● Activity
Reproduce all of the data exactly.

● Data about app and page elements
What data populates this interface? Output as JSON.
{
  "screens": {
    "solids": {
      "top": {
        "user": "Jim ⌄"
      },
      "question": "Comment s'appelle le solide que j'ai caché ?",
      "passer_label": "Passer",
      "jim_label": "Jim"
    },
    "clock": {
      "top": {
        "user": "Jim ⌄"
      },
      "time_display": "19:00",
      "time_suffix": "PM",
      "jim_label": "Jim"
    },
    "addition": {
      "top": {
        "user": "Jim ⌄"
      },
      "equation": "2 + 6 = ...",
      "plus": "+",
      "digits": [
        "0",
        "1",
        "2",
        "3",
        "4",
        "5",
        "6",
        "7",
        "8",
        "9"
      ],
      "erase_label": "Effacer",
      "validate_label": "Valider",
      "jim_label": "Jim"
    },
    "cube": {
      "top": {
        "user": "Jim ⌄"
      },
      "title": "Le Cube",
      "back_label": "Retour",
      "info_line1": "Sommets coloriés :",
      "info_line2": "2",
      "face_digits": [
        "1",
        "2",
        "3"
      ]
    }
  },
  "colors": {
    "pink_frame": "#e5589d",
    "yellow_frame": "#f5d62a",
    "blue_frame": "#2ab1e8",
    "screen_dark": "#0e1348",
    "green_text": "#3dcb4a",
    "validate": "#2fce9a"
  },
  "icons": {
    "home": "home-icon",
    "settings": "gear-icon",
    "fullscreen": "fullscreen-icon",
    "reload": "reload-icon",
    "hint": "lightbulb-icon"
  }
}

● Task solution
What data populates this interface? Output as JSON.
{
  "screens": {
    "solids": {
      "top": {
        "user": "Jim ⌄"
      },
      "question": "Comment s'appelle le solide que j'ai caché ?",
      "passer_label": "Passer",
      "jim_label": "Jim"
    },
    "clock": {
      "top": {
        "user": "Jim ⌄"
      },
      "time_display": "19:00",
      "time_suffix": "PM",
      "jim_label": "Jim"
    },
    "addition": {
      "top": {
        "user": "Jim ⌄"
      },
      "equation": "2 + 6 = ...",
      "plus": "+",
      "digits": [
        "0",
        "1",
        "2",
        "3",
        "4",
        "5",
        "6",
        "7",
        "8",
        "9"
      ],
      "erase_label": "Effacer",
      "validate_label": "Valider",
      "jim_label": "Jim"
    },
    "cube": {
      "top": {
        "user": "Jim ⌄"
      },
      "title": "Le Cube",
      "back_label": "Retour",
      "info_line1": "Sommets coloriés :",
      "info_line2": "2",
      "face_digits": [
        "1",
        "2",
        "3"
      ]
    }
  },
  "colors": {
    "pink_frame": "#e5589d",
    "yellow_frame": "#f5d62a",
    "blue_frame": "#2ab1e8",
    "screen_dark": "#0e1348",
    "green_text": "#3dcb4a",
    "validate": "#2fce9a"
  },
  "icons": {
    "home": "home-icon",
    "settings": "gear-icon",
    "fullscreen": "fullscreen-icon",
    "reload": "reload-icon",
    "hint": "lightbulb-icon"
  }
}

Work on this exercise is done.